This is the first part of the important news I’ve not been getting round to posting, and this bit already broken at Medieval History Geek. In fact, had I not checked in out of curiosity, Curt’s notice that the new issue of Early Medieval Europe was online would have been the first I’d heard of it myself; their mail didn’t arrive till rather later. That’s how cutting-edge he is folks! You will hear it there first, at least sometimes. And now today my single author’s copy has arrived in the post, so it is genuinely ‘out there’.
So yus. We have here two instances of me in my negative scholarly mode, in the first place a paper I’ve mentioned here a fair few times as it developed or waited but which was started by my reaction to an earlier EME paper by Cullen Chandler, on a procedure of land settlement from our mutual corner of medieval Europe which had a unique name, aprisio.1 This seems to come from the same root as aprehendere, means something like ‘taking over’ and if you read the article you’ll see that I have doubts as to whether it ever bore the legal significance that it’s often been given. Here’s the abstract:
Important aspects of social history can sometimes be lost in legalisms. A long debate, recently continued in EME, has studied the right of aprisio claimed by those who took over wasteland on the frontier of the future Catalonia. This paper argues that previous treatments of the term have conflated many separate factors and misunderstood what aprisio actually was in practice. When studied at ground level it seems that, despite the role given to immigrant settlers by historians, landholders by aprisio need not have been newcomers, but locals using new rules for otherwise normal land clearances.
After I’ve cleared the previous scholarship on the word and the phenomenon out of the way to my satisfaction, I do therefore get onto some more constructive consideration of how frontier settlement might have worked and how the various models fit with the actual evidence of practice. I think that that is the paper’s actual importance, but you could be forgiven for reading it as mainly a hatchet job on the older work, and in that it is true, ’tis pity, that Cullen’s paper gets the most blows with the axe, not least because it’s closest of course. Medieval History Geek has given Cullen a kind of right of reply with a post about it and if you want to see how we argue, there are a few comments there showing it in action. Here I just want to say, I first wrote this in 2003. It’s been through various stages of refinement as I referenced more and more previous scholarship in it, incorporated feedback, eased the critique and added more alternative views, but it was still in the print queue three months before I first met Cullen. At that first meeting I warned him this was coming, because I didn’t want us to become friendly and then him find out the hard way I’d only finished throwing daggers at his back a few months previously. I’m afraid I stand by every word, and I think they’re good words and am happy to have them being read, but it’s still kind of regrettable it’s taken this long, not least because the new paper of his that this one shares the issue with demonstrates perfectly well that he is a scholar to be taken seriously and learnt from.2
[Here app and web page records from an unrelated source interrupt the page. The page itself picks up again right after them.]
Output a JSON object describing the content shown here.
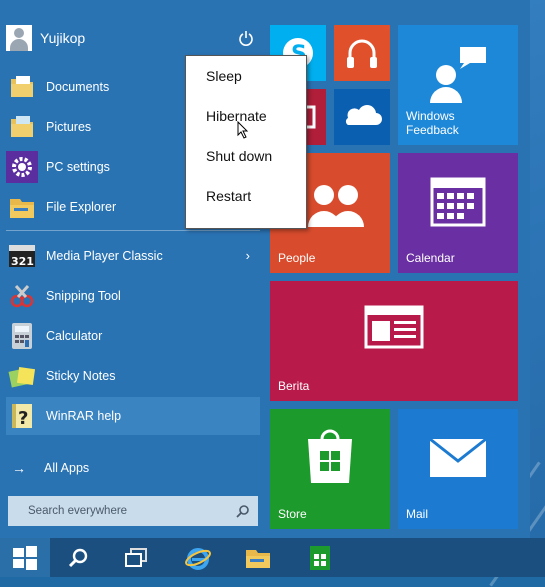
{
  "user": {
    "name": "Yujikop"
  },
  "pinned": [
    {
      "label": "Documents",
      "icon": "documents-folder-icon"
    },
    {
      "label": "Pictures",
      "icon": "pictures-folder-icon"
    },
    {
      "label": "PC settings",
      "icon": "settings-gear-icon"
    },
    {
      "label": "File Explorer",
      "icon": "file-explorer-icon"
    }
  ],
  "recent": [
    {
      "label": "Media Player Classic",
      "icon": "media-player-classic-icon",
      "arrow": "›"
    },
    {
      "label": "Snipping Tool",
      "icon": "snipping-tool-icon"
    },
    {
      "label": "Calculator",
      "icon": "calculator-icon"
    },
    {
      "label": "Sticky Notes",
      "icon": "sticky-notes-icon"
    },
    {
      "label": "WinRAR help",
      "icon": "winrar-help-icon"
    }
  ],
  "all_apps": {
    "arrow": "→",
    "label": "All Apps"
  },
  "search": {
    "placeholder": "Search everywhere"
  },
  "power_menu": [
    "Sleep",
    "Hibernate",
    "Shut down",
    "Restart"
  ],
  "tiles": {
    "windows_feedback": "Windows\nFeedback",
    "people": "People",
    "calendar": "Calendar",
    "berita": "Berita",
    "store": "Store",
    "mail": "Mail"
  },
  "colors": {
    "skype": "#00aff0",
    "music": "#e0502a",
    "video": "#b01e3a",
    "onedrive": "#0a5fb0",
    "feedback": "#1e88d8",
    "people": "#d84c2d",
    "calendar": "#6a2fa2",
    "berita": "#b81a4a",
    "store": "#1d9a2c",
    "mail": "#1c7bd1"
  }
}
It’s also regrettable to an extent that this comes out at the same time as my review of Kathleen Davis’s book Periodization and Sovereignty: how ideas of feudalism and secularization govern the politics of time (Philadelphia 2008). I have not been kind about this book, which I think is two article-length ideas, one of which was already out, blown up to book-length by massive and unhelpful repetition and free use of ‘the language that locks others out‘, and which had no business going to an early medievalist journal. So I was thorough, so that someone could hopefully tell if they needed to read it despite my dislike, but my writing is unavoidably negative here as well. These two things were begun four years apart and have emerged together only by coincidence, but the effect on me is that I now want to reassure people that I can write nice things about people’s scholarship, honest.3
Statistics: the article presented once in 2005; three drafts, one revision stage. Time from first submission to print: two years six months, slowed at least in part by strategical favouring of things that at the time I thought would come out sooner. I guess we probably could have shaved six months off that if I’d put it first. Also, unless their printers are somehow mistaken, it would apparently cost me £750.00 to have any offprints at all and I can’t have fewer than fifty, which is taking the mickey I think, as is their copyright agreement. On the other hand I will say this: there were almost no errors in proof at all, and that was a wonderful surprise, as indeed was the publication… As for the review, one draft one revision, time from first submission to print one year one month, and there were no proofs of this to check but it looks fine now.
1. Jonathan Jarrett, “Settling the King’s Lands: aprisio in Catalonia in perspective” in Early Medieval Europe Vol. 18 (Oxford forthcoming), pp. 320-342, provoked by Cullen J. Chandler, “Between court and counts: Carolingian Catalonia and the aprisio grant, 778-897″, ibid. 11 (2002), pp. 19-44.
2 Chandler, “Barcelona BC 569 and a Carolingian programme on the virtues”, ibid. 18 (2010), pp. 265-291.
3. I have been taken to task for being too self-deprecating about my publications here, and this is probably fair: after all, EME’s a top-rated journal and I am, I am really pleased to be in it again. But it is the devil of publishing in the humanities that things take so long to come out that they have become awkward by the time they emerge, and this is a particularly sharp example of that.